The iPhone 7 Plus handles the game very smoothly (marginally smoother than the GS7 Edge) and also very efficiently, but its smaller battery puts it into second place overall, with an hour less play time than its Samsung rival. Meanwhile, you can expect annoyingly quick battery drain if you have an older Apple device -- the iPhone 6 and iPhone 5 both suffer from a lethal combo of reduced efficiency and tiny battery capacity.
But battery life isn’t everything. The good news is that Super Mario Run compensates in other areas of optimisation, including very stable frame rates on most of the devices that we’ve tested. That's why we’ve given the game “Seamless” ratings on the iPhone 7 Plus, iPhone 6 and Galaxy S7 Edge on our Super Mario Run data page -- and it's probably also why so many gamers have praised Mario's graphics in their Play Store reviews. (Although the Nexus 6 stands out as the exception that proves the rule.) We fully expect that positive feedback on graphical optimisation will continue to override any dissatisfaction with battery drain. However, we also suspect that Nintendo will find very little headroom if its future games or anti-piracy measures try to push Android CPUs any harder.
Over the next few months we'll be using GameBench to rate the optimisation of some of the most popular mobile games on iOS and Android.

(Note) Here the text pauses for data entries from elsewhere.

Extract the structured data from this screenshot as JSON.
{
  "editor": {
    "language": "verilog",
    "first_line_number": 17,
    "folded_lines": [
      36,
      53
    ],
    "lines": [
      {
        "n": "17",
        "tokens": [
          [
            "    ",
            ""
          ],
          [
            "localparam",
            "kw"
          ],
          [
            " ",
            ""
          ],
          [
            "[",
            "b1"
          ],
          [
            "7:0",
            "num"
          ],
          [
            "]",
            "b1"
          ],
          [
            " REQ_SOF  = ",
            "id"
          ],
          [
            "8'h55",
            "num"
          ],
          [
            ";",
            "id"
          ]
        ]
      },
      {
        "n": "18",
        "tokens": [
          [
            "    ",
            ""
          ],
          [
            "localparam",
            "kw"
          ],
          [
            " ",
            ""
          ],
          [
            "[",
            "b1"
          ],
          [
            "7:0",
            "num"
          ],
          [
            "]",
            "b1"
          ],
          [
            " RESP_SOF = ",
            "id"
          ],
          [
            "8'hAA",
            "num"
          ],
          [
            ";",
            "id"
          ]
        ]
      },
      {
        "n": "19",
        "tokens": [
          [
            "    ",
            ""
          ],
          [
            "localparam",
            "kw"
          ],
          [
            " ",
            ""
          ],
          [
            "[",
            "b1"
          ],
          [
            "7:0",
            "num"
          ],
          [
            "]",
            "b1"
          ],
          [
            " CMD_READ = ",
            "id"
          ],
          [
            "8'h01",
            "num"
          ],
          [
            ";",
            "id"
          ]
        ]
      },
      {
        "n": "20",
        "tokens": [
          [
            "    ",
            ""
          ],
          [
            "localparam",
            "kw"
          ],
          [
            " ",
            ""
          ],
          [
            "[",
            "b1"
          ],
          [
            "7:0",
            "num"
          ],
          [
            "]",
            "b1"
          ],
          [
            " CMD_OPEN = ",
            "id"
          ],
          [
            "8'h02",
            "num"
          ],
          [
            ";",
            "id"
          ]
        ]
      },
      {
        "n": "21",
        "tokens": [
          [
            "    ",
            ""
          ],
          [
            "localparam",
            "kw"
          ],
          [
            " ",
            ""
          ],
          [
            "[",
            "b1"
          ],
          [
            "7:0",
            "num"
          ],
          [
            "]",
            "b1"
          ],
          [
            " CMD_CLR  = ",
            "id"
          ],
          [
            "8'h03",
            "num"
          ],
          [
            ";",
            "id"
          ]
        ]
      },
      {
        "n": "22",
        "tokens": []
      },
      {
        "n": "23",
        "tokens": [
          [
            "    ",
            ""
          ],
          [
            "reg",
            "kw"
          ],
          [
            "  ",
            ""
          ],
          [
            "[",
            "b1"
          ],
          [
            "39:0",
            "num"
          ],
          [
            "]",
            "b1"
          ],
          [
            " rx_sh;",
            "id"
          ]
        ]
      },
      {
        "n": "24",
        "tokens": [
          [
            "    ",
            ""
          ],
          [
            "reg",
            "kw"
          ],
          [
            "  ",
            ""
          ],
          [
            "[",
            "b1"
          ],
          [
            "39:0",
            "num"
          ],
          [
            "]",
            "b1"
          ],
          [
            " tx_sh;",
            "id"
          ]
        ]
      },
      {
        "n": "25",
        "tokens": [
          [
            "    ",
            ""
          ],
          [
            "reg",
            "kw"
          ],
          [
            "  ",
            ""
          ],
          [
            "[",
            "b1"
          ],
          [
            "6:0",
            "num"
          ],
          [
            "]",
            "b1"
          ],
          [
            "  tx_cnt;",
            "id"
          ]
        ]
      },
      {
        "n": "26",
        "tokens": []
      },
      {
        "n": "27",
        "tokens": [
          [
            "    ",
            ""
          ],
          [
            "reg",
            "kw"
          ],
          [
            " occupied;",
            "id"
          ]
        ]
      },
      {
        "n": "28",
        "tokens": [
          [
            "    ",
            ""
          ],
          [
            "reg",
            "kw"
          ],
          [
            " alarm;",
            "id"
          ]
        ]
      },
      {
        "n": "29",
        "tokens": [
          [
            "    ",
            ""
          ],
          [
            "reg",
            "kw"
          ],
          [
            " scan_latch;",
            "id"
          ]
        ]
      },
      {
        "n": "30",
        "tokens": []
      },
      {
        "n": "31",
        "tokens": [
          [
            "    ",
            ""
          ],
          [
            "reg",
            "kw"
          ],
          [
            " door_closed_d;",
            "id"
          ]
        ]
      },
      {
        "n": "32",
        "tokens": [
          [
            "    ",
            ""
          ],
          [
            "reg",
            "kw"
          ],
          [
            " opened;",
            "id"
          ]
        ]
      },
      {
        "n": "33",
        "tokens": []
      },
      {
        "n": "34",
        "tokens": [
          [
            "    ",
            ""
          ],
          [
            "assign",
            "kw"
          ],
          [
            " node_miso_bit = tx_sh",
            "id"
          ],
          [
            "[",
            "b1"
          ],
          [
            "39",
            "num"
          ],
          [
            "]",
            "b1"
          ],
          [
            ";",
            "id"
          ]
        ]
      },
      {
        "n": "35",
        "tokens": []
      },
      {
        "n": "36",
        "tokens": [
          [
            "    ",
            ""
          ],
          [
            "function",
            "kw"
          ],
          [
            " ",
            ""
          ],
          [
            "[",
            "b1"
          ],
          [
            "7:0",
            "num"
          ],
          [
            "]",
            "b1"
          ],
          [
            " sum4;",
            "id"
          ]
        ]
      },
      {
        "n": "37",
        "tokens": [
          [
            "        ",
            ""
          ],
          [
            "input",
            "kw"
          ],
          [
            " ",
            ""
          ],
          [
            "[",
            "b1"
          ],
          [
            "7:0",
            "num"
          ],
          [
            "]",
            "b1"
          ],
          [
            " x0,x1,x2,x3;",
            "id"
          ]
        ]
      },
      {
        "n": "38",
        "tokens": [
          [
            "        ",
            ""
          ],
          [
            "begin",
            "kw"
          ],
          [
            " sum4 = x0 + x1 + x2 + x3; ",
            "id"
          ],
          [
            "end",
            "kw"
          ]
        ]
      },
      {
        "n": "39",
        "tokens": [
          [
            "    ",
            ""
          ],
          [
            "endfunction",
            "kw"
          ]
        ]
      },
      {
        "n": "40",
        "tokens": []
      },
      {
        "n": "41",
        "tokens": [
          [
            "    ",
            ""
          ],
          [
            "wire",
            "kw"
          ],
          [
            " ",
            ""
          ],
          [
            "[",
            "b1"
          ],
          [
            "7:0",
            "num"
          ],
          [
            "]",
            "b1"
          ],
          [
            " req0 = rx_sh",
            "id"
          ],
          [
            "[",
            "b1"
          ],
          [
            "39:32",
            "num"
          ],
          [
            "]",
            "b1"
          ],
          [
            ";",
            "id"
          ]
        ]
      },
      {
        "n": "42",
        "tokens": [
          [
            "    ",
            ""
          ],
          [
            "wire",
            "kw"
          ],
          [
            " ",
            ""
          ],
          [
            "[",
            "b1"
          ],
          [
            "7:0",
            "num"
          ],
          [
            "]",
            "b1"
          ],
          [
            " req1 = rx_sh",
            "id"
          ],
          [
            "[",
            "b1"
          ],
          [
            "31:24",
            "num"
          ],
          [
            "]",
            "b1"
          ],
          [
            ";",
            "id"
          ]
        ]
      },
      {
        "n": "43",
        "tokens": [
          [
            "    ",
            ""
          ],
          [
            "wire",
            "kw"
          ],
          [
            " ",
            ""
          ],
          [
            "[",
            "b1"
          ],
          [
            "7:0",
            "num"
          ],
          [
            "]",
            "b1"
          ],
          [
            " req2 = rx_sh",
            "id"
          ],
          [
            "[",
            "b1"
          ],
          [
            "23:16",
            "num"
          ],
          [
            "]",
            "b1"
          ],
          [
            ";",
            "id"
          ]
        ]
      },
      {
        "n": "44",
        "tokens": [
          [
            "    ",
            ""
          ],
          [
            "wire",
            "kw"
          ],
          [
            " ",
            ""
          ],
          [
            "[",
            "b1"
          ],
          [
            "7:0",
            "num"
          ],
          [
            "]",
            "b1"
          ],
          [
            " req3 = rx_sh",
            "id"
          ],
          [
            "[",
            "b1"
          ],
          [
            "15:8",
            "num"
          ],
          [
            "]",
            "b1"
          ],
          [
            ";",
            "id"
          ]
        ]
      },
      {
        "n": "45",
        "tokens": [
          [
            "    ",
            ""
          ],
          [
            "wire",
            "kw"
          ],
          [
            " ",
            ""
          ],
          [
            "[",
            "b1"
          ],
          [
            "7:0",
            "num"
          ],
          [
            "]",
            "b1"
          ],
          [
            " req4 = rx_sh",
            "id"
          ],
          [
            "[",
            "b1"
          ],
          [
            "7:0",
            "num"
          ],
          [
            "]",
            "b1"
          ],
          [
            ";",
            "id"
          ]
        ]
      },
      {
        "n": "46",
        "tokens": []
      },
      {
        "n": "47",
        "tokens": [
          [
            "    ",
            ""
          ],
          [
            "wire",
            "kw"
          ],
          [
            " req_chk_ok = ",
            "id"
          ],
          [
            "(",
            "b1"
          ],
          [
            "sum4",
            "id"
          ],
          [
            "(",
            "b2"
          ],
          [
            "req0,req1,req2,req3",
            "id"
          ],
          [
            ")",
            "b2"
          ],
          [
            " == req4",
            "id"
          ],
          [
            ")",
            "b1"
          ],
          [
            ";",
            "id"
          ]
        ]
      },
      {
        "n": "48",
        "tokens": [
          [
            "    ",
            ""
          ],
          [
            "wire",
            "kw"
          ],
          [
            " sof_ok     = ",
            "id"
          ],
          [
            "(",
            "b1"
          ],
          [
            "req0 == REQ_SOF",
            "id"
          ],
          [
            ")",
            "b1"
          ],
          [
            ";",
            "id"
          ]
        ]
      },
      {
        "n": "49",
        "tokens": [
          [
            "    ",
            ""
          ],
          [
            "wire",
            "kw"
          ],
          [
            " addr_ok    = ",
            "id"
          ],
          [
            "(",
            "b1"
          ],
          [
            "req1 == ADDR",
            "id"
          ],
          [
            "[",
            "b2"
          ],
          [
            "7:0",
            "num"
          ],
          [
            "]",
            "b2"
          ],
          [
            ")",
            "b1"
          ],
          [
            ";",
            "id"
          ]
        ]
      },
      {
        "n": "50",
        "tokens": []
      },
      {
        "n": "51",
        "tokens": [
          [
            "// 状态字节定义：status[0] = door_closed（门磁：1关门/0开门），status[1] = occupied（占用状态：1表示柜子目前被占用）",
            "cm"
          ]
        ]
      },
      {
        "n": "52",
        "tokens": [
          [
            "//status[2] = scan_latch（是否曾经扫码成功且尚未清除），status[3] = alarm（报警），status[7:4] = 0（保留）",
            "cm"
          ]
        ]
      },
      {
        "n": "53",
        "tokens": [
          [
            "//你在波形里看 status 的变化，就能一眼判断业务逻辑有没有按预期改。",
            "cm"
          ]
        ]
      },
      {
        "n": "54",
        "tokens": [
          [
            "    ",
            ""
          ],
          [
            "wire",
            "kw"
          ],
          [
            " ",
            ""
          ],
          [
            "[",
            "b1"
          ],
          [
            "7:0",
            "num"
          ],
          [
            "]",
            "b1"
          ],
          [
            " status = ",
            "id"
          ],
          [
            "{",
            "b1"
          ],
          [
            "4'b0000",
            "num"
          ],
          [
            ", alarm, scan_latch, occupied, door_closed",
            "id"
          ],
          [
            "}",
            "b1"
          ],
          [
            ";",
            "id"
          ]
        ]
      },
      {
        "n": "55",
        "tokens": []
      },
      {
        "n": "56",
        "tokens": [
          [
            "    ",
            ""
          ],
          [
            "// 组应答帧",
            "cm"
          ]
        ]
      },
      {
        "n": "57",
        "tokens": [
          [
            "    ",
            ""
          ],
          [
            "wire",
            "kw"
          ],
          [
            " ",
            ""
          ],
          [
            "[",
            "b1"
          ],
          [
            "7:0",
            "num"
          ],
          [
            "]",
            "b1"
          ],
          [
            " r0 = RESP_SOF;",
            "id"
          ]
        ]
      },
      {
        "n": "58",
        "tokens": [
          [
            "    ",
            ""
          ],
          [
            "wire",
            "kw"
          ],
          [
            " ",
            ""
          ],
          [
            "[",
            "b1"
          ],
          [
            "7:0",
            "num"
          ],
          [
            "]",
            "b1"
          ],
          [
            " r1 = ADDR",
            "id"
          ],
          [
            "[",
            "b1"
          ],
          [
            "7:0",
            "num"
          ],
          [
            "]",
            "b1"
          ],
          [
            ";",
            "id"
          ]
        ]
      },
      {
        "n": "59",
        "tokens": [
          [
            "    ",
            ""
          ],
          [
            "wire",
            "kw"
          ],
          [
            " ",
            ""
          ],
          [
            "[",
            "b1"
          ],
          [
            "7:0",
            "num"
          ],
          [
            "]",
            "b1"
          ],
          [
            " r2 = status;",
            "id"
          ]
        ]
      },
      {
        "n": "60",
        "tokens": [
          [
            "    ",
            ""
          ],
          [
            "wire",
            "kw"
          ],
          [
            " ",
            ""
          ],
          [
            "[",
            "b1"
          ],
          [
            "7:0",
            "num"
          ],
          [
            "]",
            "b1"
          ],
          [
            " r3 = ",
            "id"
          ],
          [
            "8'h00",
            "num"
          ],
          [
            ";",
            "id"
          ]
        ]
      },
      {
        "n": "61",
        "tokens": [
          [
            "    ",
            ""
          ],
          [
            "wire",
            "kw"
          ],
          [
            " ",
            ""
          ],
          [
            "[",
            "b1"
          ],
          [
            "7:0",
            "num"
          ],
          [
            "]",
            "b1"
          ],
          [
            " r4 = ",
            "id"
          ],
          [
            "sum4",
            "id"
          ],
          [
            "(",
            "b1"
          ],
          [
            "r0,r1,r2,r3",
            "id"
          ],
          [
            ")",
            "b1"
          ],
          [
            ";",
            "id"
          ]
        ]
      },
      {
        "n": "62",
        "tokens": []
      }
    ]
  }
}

Sign up to get early access to the beta of our 'data platform' and see how your game compares to the competition and industry benchmarks.